* [TASK REQUIREMENTS] Print out each entry without alteration, and keep the pictures out.

Dataset rows for apps and sites:
◇ ◇ ◇ ◇
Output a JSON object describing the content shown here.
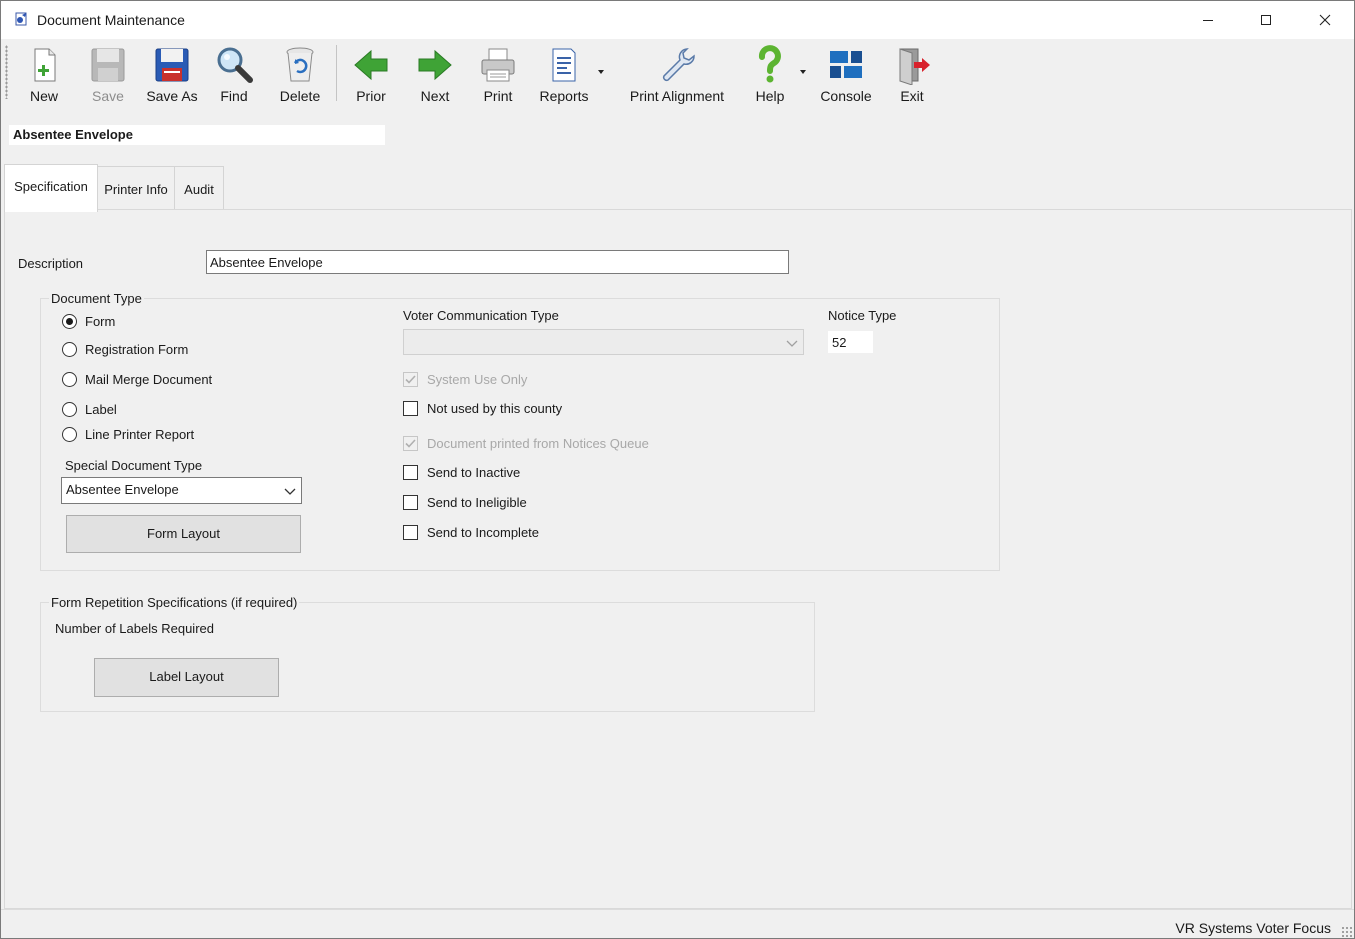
{
  "window": {
    "title": "Document Maintenance"
  },
  "toolbar": {
    "new": "New",
    "save": "Save",
    "save_as": "Save As",
    "find": "Find",
    "delete": "Delete",
    "prior": "Prior",
    "next": "Next",
    "print": "Print",
    "reports": "Reports",
    "print_alignment": "Print Alignment",
    "help": "Help",
    "console": "Console",
    "exit": "Exit"
  },
  "record": {
    "title": "Absentee Envelope"
  },
  "tabs": [
    {
      "label": "Specification",
      "active": true
    },
    {
      "label": "Printer Info",
      "active": false
    },
    {
      "label": "Audit",
      "active": false
    }
  ],
  "specification": {
    "description_label": "Description",
    "description_value": "Absentee Envelope",
    "document_type": {
      "title": "Document Type",
      "options": [
        "Form",
        "Registration Form",
        "Mail Merge Document",
        "Label",
        "Line Printer Report"
      ],
      "selected": "Form"
    },
    "special_document_type": {
      "label": "Special Document Type",
      "value": "Absentee Envelope"
    },
    "form_layout_button": "Form Layout",
    "voter_communication_type": {
      "label": "Voter Communication Type",
      "value": ""
    },
    "notice_type": {
      "label": "Notice Type",
      "value": "52"
    },
    "checkboxes": {
      "system_use_only": {
        "label": "System Use Only",
        "checked": true,
        "enabled": false
      },
      "not_used_by_county": {
        "label": "Not used by this county",
        "checked": false,
        "enabled": true
      },
      "printed_from_queue": {
        "label": "Document printed from Notices Queue",
        "checked": true,
        "enabled": false
      },
      "send_to_inactive": {
        "label": "Send to Inactive",
        "checked": false,
        "enabled": true
      },
      "send_to_ineligible": {
        "label": "Send to Ineligible",
        "checked": false,
        "enabled": true
      },
      "send_to_incomplete": {
        "label": "Send to Incomplete",
        "checked": false,
        "enabled": true
      }
    },
    "form_repetition": {
      "title": "Form Repetition Specifications (if required)",
      "labels_required": "Number of Labels Required",
      "label_layout_button": "Label Layout"
    }
  },
  "status_bar": {
    "text": "VR Systems Voter Focus"
  },
  "icons": {
    "app": "document-maintenance-icon",
    "new": "new-document-icon",
    "save": "floppy-disk-icon",
    "save_as": "floppy-disk-icon",
    "find": "magnifier-icon",
    "delete": "recycle-bin-icon",
    "prior": "green-arrow-left-icon",
    "next": "green-arrow-right-icon",
    "print": "printer-icon",
    "reports": "report-icon",
    "print_alignment": "wrench-icon",
    "help": "question-mark-icon",
    "console": "console-icon",
    "exit": "exit-door-icon"
  },
  "colors": {
    "accent_green": "#3fa336",
    "help_green": "#5cb431",
    "exit_red": "#d8212b",
    "console_blue": "#1f6fbf"
  }
}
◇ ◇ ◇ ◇
* [RESPONSE AREA]
Output a JSON object describing the content shown here.
{
  "window": {
    "title": "Document Maintenance"
  },
  "toolbar": {
    "new": "New",
    "save": "Save",
    "save_as": "Save As",
    "find": "Find",
    "delete": "Delete",
    "prior": "Prior",
    "next": "Next",
    "print": "Print",
    "reports": "Reports",
    "print_alignment": "Print Alignment",
    "help": "Help",
    "console": "Console",
    "exit": "Exit"
  },
  "record": {
    "title": "Absentee Envelope"
  },
  "tabs": [
    {
      "label": "Specification",
      "active": true
    },
    {
      "label": "Printer Info",
      "active": false
    },
    {
      "label": "Audit",
      "active": false
    }
  ],
  "specification": {
    "description_label": "Description",
    "description_value": "Absentee Envelope",
    "document_type": {
      "title": "Document Type",
      "options": [
        "Form",
        "Registration Form",
        "Mail Merge Document",
        "Label",
        "Line Printer Report"
      ],
      "selected": "Form"
    },
    "special_document_type": {
      "label": "Special Document Type",
      "value": "Absentee Envelope"
    },
    "form_layout_button": "Form Layout",
    "voter_communication_type": {
      "label": "Voter Communication Type",
      "value": ""
    },
    "notice_type": {
      "label": "Notice Type",
      "value": "52"
    },
    "checkboxes": {
      "system_use_only": {
        "label": "System Use Only",
        "checked": true,
        "enabled": false
      },
      "not_used_by_county": {
        "label": "Not used by this county",
        "checked": false,
        "enabled": true
      },
      "printed_from_queue": {
        "label": "Document printed from Notices Queue",
        "checked": true,
        "enabled": false
      },
      "send_to_inactive": {
        "label": "Send to Inactive",
        "checked": false,
        "enabled": true
      },
      "send_to_ineligible": {
        "label": "Send to Ineligible",
        "checked": false,
        "enabled": true
      },
      "send_to_incomplete": {
        "label": "Send to Incomplete",
        "checked": false,
        "enabled": true
      }
    },
    "form_repetition": {
      "title": "Form Repetition Specifications (if required)",
      "labels_required": "Number of Labels Required",
      "label_layout_button": "Label Layout"
    }
  },
  "status_bar": {
    "text": "VR Systems Voter Focus"
  },
  "icons": {
    "app": "document-maintenance-icon",
    "new": "new-document-icon",
    "save": "floppy-disk-icon",
    "save_as": "floppy-disk-icon",
    "find": "magnifier-icon",
    "delete": "recycle-bin-icon",
    "prior": "green-arrow-left-icon",
    "next": "green-arrow-right-icon",
    "print": "printer-icon",
    "reports": "report-icon",
    "print_alignment": "wrench-icon",
    "help": "question-mark-icon",
    "console": "console-icon",
    "exit": "exit-door-icon"
  },
  "colors": {
    "accent_green": "#3fa336",
    "help_green": "#5cb431",
    "exit_red": "#d8212b",
    "console_blue": "#1f6fbf"
  }
}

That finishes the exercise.